Mung bean flour is made from mung beans. It is a gluten-free flour. Some brands offer a very fine texture of flour. If the flour is not finely ground, one must grind it before use to prevent lumps. Mung bean flour comes in a variety of colors depending on how much it has been precessed. When cooking mung bean flour (with water on a stove), it turns transparent. One of the most well-known uses for mung bean flour is in so-called glass/clear noodles, very fine noodles made with a highly refined form of mung bean flour. When raw, these noodles are almost transparent, and they turn completely transparent when cooked. Khanom Salim is a Thai dessert that requires mung bean flour and cannot be substituted. Khanom Salim is sweet mung bean threads in syrup with coconut milk on top. It is served cold with ice. The mung bean thread is colored with natural colors like Flower of Chitoria Tematea Linn (Dok Un Chun) yielding a blue or lac (krang) yielding a red.
Cassave Starch (แป้งมัน – paeng mun)
Cassave starch is often called tapioca starch (แป้งสาคู – paeng sa koo). It is a refined white flour which is made from cassava root. Cassave starch is very finely textured, and is a common substitute for arrowroot starch and cornstarch. Cassave starch is gluten-free and easy to digest. It is often added to gluten-free baking as a thickener. It is broadly used as a thickener for sauces, soups and desserts in Thailand. In desserts, cassave starch is almost always used in blends with other types of flour so that desserts are more soft and sticky than when using only one type of flour.
Corn Starch (แป้งข้าวโพด – paeng khao pod)
Corn starch is made from corn kernels and is finely textured. Corn starch is best dissolved in cold water. When cooking corn starch (with water on a stove), corn starch tends to form lumps. Thus, it is important to stir frequently on low heat. It is used as a thickener and used in blends with other types of flour like rice flour.

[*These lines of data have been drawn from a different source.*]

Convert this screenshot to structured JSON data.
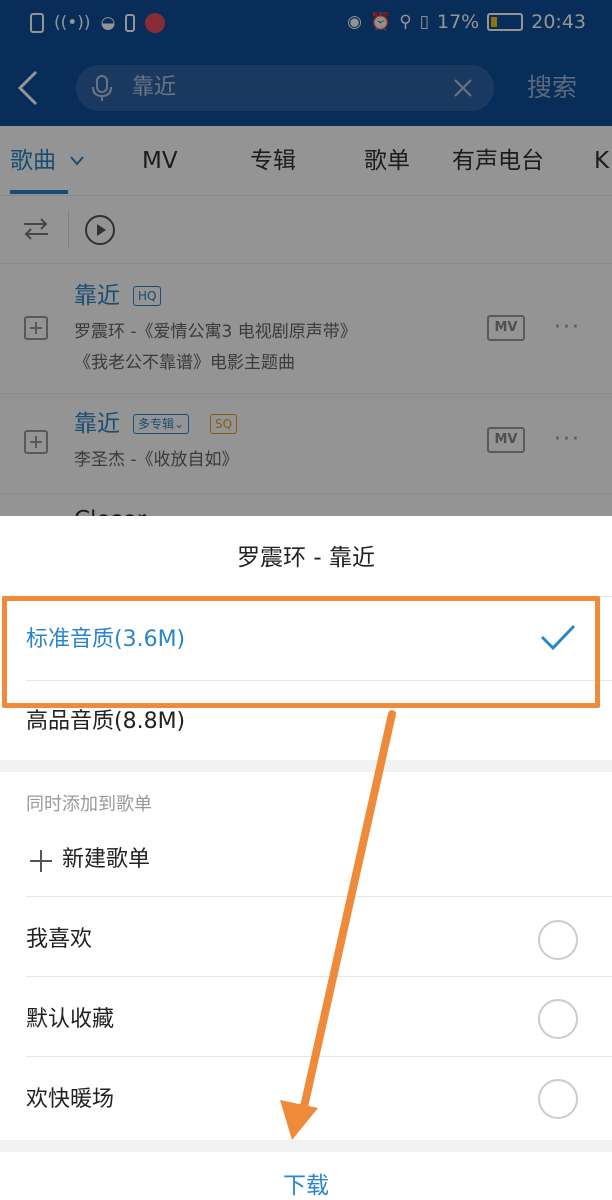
{
  "status_bar": {
    "battery_percent": "17%",
    "time": "20:43"
  },
  "header": {
    "search_query": "靠近",
    "search_button": "搜索"
  },
  "tabs": [
    {
      "label": "歌曲",
      "active": true
    },
    {
      "label": "MV"
    },
    {
      "label": "专辑"
    },
    {
      "label": "歌单"
    },
    {
      "label": "有声电台"
    },
    {
      "label": "K"
    }
  ],
  "songs": [
    {
      "title": "靠近",
      "badges": [
        "HQ"
      ],
      "artist_line": "罗震环 -《爱情公寓3 电视剧原声带》",
      "desc_line": "《我老公不靠谱》电影主题曲",
      "mv_label": "MV"
    },
    {
      "title": "靠近",
      "badges": [
        "多专辑",
        "SQ"
      ],
      "artist_line": "李圣杰 -《收放自如》",
      "mv_label": "MV"
    },
    {
      "title": "Closer"
    }
  ],
  "sheet": {
    "title": "罗震环 - 靠近",
    "quality_options": [
      {
        "label": "标准音质(3.6M)",
        "selected": true
      },
      {
        "label": "高品音质(8.8M)",
        "selected": false
      }
    ],
    "add_to_playlist_label": "同时添加到歌单",
    "new_playlist_label": "新建歌单",
    "playlists": [
      "我喜欢",
      "默认收藏",
      "欢快暖场"
    ],
    "download_label": "下载"
  },
  "colors": {
    "header_blue": "#0f4e9a",
    "accent_blue": "#2a86c9",
    "annotation_orange": "#ef8a3a"
  }
}
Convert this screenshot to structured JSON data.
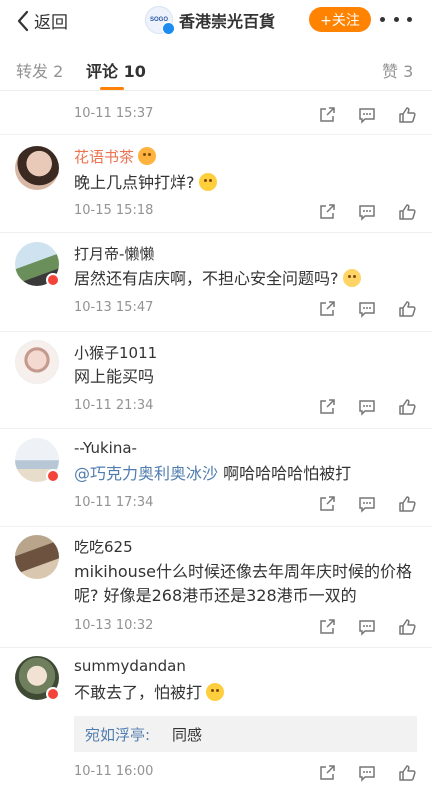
{
  "nav": {
    "back_label": "返回",
    "logo_text": "SOGO",
    "account_title": "香港崇光百貨",
    "follow_label": "+关注"
  },
  "tabs": [
    {
      "label": "转发 2"
    },
    {
      "label": "评论 10"
    },
    {
      "label": "赞 3"
    }
  ],
  "comments": [
    {
      "name": "",
      "text": "",
      "time": "10-11 15:37"
    },
    {
      "name": "花语书茶",
      "text": "晚上几点钟打烊?",
      "time": "10-15 15:18"
    },
    {
      "name": "打月帝-懒懒",
      "text": "居然还有店庆啊，不担心安全问题吗?",
      "time": "10-13 15:47"
    },
    {
      "name": "小猴子1011",
      "text": "网上能买吗",
      "time": "10-11 21:34"
    },
    {
      "name": "--Yukina-",
      "mention": "@巧克力奥利奥冰沙",
      "text": " 啊哈哈哈哈怕被打",
      "time": "10-11 17:34"
    },
    {
      "name": "吃吃625",
      "text": "mikihouse什么时候还像去年周年庆时候的价格呢? 好像是268港币还是328港币一双的",
      "time": "10-13 10:32"
    },
    {
      "name": "summydandan",
      "text": "不敢去了，怕被打",
      "time": "10-11 16:00",
      "reply": {
        "name": "宛如浮亭:",
        "text": "同感"
      }
    }
  ],
  "colors": {
    "accent": "#ff8200",
    "link": "#507daf",
    "muted": "#939393"
  }
}
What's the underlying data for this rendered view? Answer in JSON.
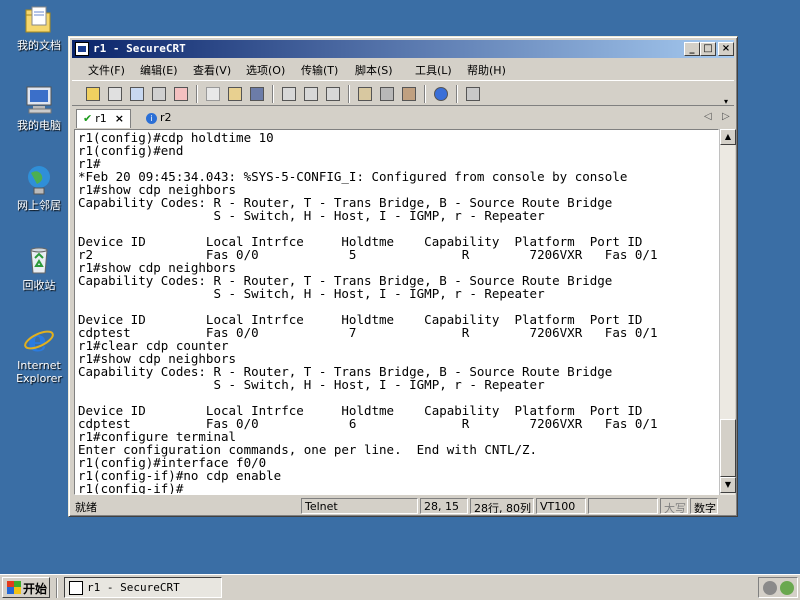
{
  "desktop": {
    "icons": [
      {
        "label": "我的文档",
        "icon": "folder-documents-icon"
      },
      {
        "label": "我的电脑",
        "icon": "computer-icon"
      },
      {
        "label": "网上邻居",
        "icon": "network-icon"
      },
      {
        "label": "回收站",
        "icon": "recycle-bin-icon"
      },
      {
        "label": "Internet Explorer",
        "icon": "internet-explorer-icon"
      }
    ]
  },
  "window": {
    "title": "r1 - SecureCRT",
    "menu": [
      "文件(F)",
      "编辑(E)",
      "查看(V)",
      "选项(O)",
      "传输(T)",
      "脚本(S)",
      "工具(L)",
      "帮助(H)"
    ],
    "tabs": [
      {
        "label": "r1",
        "state": "connected",
        "active": true
      },
      {
        "label": "r2",
        "state": "info",
        "active": false
      }
    ]
  },
  "terminal": {
    "lines": [
      "r1(config)#cdp holdtime 10",
      "r1(config)#end",
      "r1#",
      "*Feb 20 09:45:34.043: %SYS-5-CONFIG_I: Configured from console by console",
      "r1#show cdp neighbors",
      "Capability Codes: R - Router, T - Trans Bridge, B - Source Route Bridge",
      "                  S - Switch, H - Host, I - IGMP, r - Repeater",
      "",
      "Device ID        Local Intrfce     Holdtme    Capability  Platform  Port ID",
      "r2               Fas 0/0            5              R        7206VXR   Fas 0/1",
      "r1#show cdp neighbors",
      "Capability Codes: R - Router, T - Trans Bridge, B - Source Route Bridge",
      "                  S - Switch, H - Host, I - IGMP, r - Repeater",
      "",
      "Device ID        Local Intrfce     Holdtme    Capability  Platform  Port ID",
      "cdptest          Fas 0/0            7              R        7206VXR   Fas 0/1",
      "r1#clear cdp counter",
      "r1#show cdp neighbors",
      "Capability Codes: R - Router, T - Trans Bridge, B - Source Route Bridge",
      "                  S - Switch, H - Host, I - IGMP, r - Repeater",
      "",
      "Device ID        Local Intrfce     Holdtme    Capability  Platform  Port ID",
      "cdptest          Fas 0/0            6              R        7206VXR   Fas 0/1",
      "r1#configure terminal",
      "Enter configuration commands, one per line.  End with CNTL/Z.",
      "r1(config)#interface f0/0",
      "r1(config-if)#no cdp enable",
      "r1(config-if)#"
    ]
  },
  "status": {
    "ready": "就绪",
    "protocol": "Telnet",
    "cursor": "28, 15",
    "size": "28行, 80列",
    "emulation": "VT100",
    "blank": "",
    "caps": "大写",
    "num": "数字"
  },
  "taskbar": {
    "start": "开始",
    "task": "r1 - SecureCRT"
  }
}
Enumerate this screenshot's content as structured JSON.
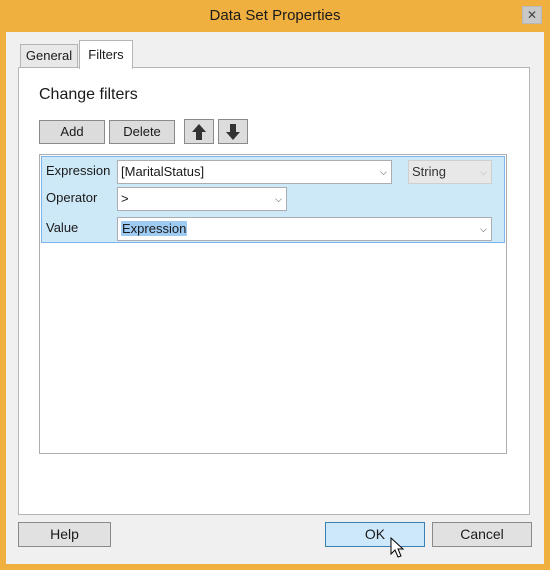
{
  "window": {
    "title": "Data Set Properties",
    "close_glyph": "✕"
  },
  "tabs": [
    {
      "label": "General",
      "active": false
    },
    {
      "label": "Filters",
      "active": true
    }
  ],
  "panel": {
    "heading": "Change filters",
    "toolbar": {
      "add_label": "Add",
      "delete_label": "Delete",
      "move_up_icon": "arrow-up-icon",
      "move_down_icon": "arrow-down-icon"
    },
    "filter": {
      "expression_label": "Expression",
      "expression_value": "[MaritalStatus]",
      "type_value": "String",
      "operator_label": "Operator",
      "operator_value": ">",
      "value_label": "Value",
      "value_value": "Expression"
    }
  },
  "footer": {
    "help_label": "Help",
    "ok_label": "OK",
    "cancel_label": "Cancel"
  },
  "colors": {
    "titlebar": "#f0b040",
    "selection": "#cde8f7",
    "ok_button": "#cde8fb"
  }
}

Arrowroot Starch (แป้งท้าวยายม่อม – paeng thao yay mom)
Arrowroot Starch is made from the root of the marantha arundinacea. In Thailand, arrowroot starch consists of tiny white balls that must be ground before using. However, in some brands, arrowroot starch is a fine powder just like cassave starch. Arrowroot starch is a gluten-free flour that has no identifying taste or scent. It is used as a clear thickener with any mixture or in blends with other types of flour. Its thickening power is about twice that of cassave starch. Arrowroot starch is used in many Thai desserts.Thais love desserts and they have been a part of our lives for a long time. Thai desserts cannot be perfected without attentive use of flour. For some desserts, some types of flour can be substituted for each other, but in other cases substitution is not advisable. Each type of flour has its own characteristics, which in some cases preclude substitution, depending on how they interact with the rest of the dessert. When making delicious authentic Thai desserts, it is more important to closely follow the recipe than it is for non-dessert kinds of dishes. Enjoy the many wonderful tastes and textures of Thai desserts!